*TASK OBJECTIVE:*
From the data that follows, copy every line with the string "name".

:: INFORMATION PROVIDED ::

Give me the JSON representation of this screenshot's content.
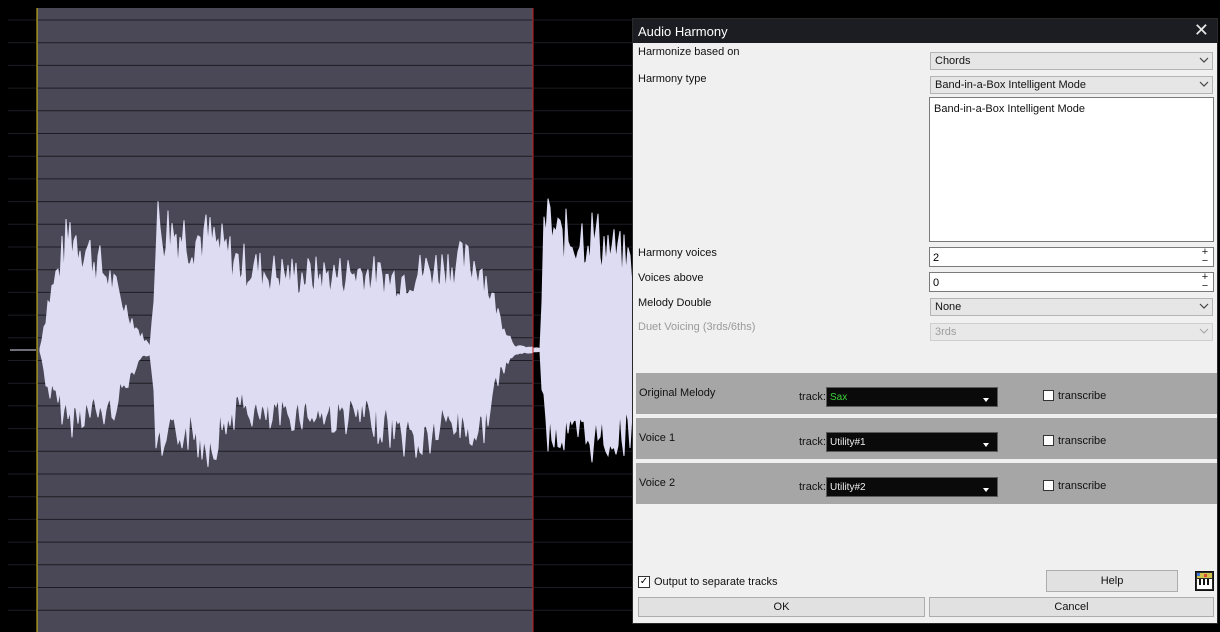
{
  "dialog": {
    "title": "Audio Harmony",
    "close_glyph": "✕",
    "harmonize_label": "Harmonize based on",
    "harmonize_value": "Chords",
    "harmony_type_label": "Harmony type",
    "harmony_type_value": "Band-in-a-Box Intelligent Mode",
    "description": "Band-in-a-Box Intelligent Mode",
    "harmony_voices_label": "Harmony voices",
    "harmony_voices_value": "2",
    "voices_above_label": "Voices above",
    "voices_above_value": "0",
    "melody_double_label": "Melody Double",
    "melody_double_value": "None",
    "duet_voicing_label": "Duet Voicing (3rds/6ths)",
    "duet_voicing_value": "3rds",
    "spin_plus": "+",
    "spin_minus": "−",
    "track_prefix": "track:",
    "transcribe_label": "transcribe",
    "tracks": [
      {
        "name": "Original Melody",
        "track": "Sax",
        "track_color": "#3cd13c"
      },
      {
        "name": "Voice 1",
        "track": "Utility#1",
        "track_color": "#f0f0f0"
      },
      {
        "name": "Voice 2",
        "track": "Utility#2",
        "track_color": "#f0f0f0"
      }
    ],
    "output_label": "Output to separate tracks",
    "output_checked": "✓",
    "help_label": "Help",
    "ok_label": "OK",
    "cancel_label": "Cancel"
  },
  "colors": {
    "waveform": "#dddcf2",
    "selection": "#4a4857",
    "playhead": "#d8c010",
    "selection_end": "#c02020"
  },
  "icons": [
    "close-icon",
    "chevron-down-icon",
    "piano-keyboard-icon"
  ]
}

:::

*OUTPUT BELOW:*
        "name": "Original Melody",
        "name": "Voice 1",
        "name": "Voice 2",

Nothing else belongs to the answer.